    But maybe I can get some money for the not announced, but I am sure soon to come, Credit Card bailout.


  6. I feel really good too. The fraud brigade keep their formerly 800K (today 500K+/-) homes with payments on a 350K low interest mortgage. I have the pre-approval letter for the purchase of a 400K home, that qualifies me to buy a house in the ghetto... And in the eyes of some spoiled, rotten, slimy used house salesmen I'm a filthy bum.


  7. I love, love, love your blog, and your writing style, that, well, I have blog crush on you. But my question is, do you ever write about something good happening in LB real estate? I'm a poor working class gal hoping to buy a little condo, but your blog scares the crap out of me.

  8. Anonymous working class gal,

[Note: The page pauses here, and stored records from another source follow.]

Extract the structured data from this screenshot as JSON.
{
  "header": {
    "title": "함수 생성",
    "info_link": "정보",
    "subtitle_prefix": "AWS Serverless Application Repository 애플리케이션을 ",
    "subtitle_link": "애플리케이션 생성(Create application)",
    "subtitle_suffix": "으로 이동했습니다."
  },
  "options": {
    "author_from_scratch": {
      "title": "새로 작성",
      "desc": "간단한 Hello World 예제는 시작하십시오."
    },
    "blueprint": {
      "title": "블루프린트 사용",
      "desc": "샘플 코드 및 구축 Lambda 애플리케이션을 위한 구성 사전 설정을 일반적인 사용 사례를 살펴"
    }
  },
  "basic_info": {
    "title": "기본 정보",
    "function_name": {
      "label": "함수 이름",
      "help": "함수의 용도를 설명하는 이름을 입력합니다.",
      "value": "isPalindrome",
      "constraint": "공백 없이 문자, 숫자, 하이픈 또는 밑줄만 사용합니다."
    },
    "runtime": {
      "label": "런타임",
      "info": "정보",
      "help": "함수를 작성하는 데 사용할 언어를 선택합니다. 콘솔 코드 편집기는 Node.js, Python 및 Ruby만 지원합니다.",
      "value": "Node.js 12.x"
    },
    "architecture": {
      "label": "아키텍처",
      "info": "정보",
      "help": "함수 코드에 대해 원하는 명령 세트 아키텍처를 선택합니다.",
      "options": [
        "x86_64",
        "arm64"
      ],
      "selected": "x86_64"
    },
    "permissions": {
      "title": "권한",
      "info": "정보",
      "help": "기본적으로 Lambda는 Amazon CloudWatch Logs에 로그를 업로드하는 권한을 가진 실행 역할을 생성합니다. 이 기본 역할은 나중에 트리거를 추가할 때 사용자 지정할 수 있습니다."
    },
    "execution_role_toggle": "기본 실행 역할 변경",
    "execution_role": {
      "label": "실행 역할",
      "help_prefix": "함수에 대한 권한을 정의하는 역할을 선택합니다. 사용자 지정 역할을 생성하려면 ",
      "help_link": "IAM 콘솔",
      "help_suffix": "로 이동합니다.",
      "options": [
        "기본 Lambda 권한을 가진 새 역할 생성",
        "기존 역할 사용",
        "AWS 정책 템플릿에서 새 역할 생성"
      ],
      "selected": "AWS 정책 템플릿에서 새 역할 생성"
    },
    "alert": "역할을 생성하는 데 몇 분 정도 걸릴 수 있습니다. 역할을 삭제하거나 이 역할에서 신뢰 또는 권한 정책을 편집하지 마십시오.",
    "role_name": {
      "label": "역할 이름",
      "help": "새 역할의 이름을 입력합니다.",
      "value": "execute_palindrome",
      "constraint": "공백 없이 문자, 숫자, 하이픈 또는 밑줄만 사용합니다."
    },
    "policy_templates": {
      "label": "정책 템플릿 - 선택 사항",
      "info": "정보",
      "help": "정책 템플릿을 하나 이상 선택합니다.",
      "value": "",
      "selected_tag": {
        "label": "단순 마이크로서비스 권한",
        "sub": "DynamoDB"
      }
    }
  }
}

    Ha, I know this blog mostly focuses on the negative but, to be frank, there's very little positive news to report on. I am the first to say when a property is cool (Tuesday's post will feature one) or approaching a good value, but the fact is that is very rare in this current housing environment. But I assure you, once good things start happening in Long Beach real estate, I will go tell it on the mountain. Remember: More than anything I want to buy a house in LB, so I have a vested interest in things getting better.

    And things will get better. The massive amounts of inventory that will hit the market in the coming months, in conjunction with rising unemployment, will put further downward pressure on home prices.

    I know it seems like normal "working class" guys and gals will be priced out forever given the painfully slow return to normalcy and the government's attempts to re-inflate the housing bubble, but keep in mind that as recently as EIGHT YEARS AGO, working class people could afford decent homes.

    I assure you the days when buying is cheaper than renting will return (and especially little condos like you're waiting for). As much as current Fucked Buyers don't want those days to come back, you can't fight basic economics.

    And as far as your blog crush goes, maybe I should turn RE in the LBC into a dating site. :)